(Element data from apps and pages)
■ ■ ■ ■ ■ ■ ■
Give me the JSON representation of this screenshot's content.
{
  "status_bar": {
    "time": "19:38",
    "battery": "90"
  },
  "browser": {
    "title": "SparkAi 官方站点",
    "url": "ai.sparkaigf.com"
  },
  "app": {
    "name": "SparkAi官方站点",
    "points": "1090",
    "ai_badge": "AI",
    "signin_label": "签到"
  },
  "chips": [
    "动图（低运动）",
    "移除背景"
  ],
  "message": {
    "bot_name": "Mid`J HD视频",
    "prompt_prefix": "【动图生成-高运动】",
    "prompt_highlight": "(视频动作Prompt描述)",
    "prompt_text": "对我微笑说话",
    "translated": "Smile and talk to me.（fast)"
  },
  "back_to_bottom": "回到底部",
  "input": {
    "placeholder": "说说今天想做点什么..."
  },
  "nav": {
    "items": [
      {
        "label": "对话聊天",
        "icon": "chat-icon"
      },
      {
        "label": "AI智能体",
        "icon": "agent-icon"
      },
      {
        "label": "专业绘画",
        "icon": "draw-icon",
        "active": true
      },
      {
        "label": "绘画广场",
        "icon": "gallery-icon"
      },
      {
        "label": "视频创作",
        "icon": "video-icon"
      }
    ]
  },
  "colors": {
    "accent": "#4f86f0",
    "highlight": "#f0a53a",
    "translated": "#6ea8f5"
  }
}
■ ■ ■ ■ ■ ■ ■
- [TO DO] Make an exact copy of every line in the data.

- [RESULT FOR THIS EXERCISE]
Give me the JSON representation of this screenshot's content.
{
  "status_bar": {
    "time": "19:38",
    "battery": "90"
  },
  "browser": {
    "title": "SparkAi 官方站点",
    "url": "ai.sparkaigf.com"
  },
  "app": {
    "name": "SparkAi官方站点",
    "points": "1090",
    "ai_badge": "AI",
    "signin_label": "签到"
  },
  "chips": [
    "动图（低运动）",
    "移除背景"
  ],
  "message": {
    "bot_name": "Mid`J HD视频",
    "prompt_prefix": "【动图生成-高运动】",
    "prompt_highlight": "(视频动作Prompt描述)",
    "prompt_text": "对我微笑说话",
    "translated": "Smile and talk to me.（fast)"
  },
  "back_to_bottom": "回到底部",
  "input": {
    "placeholder": "说说今天想做点什么..."
  },
  "nav": {
    "items": [
      {
        "label": "对话聊天",
        "icon": "chat-icon"
      },
      {
        "label": "AI智能体",
        "icon": "agent-icon"
      },
      {
        "label": "专业绘画",
        "icon": "draw-icon",
        "active": true
      },
      {
        "label": "绘画广场",
        "icon": "gallery-icon"
      },
      {
        "label": "视频创作",
        "icon": "video-icon"
      }
    ]
  },
  "colors": {
    "accent": "#4f86f0",
    "highlight": "#f0a53a",
    "translated": "#6ea8f5"
  }
}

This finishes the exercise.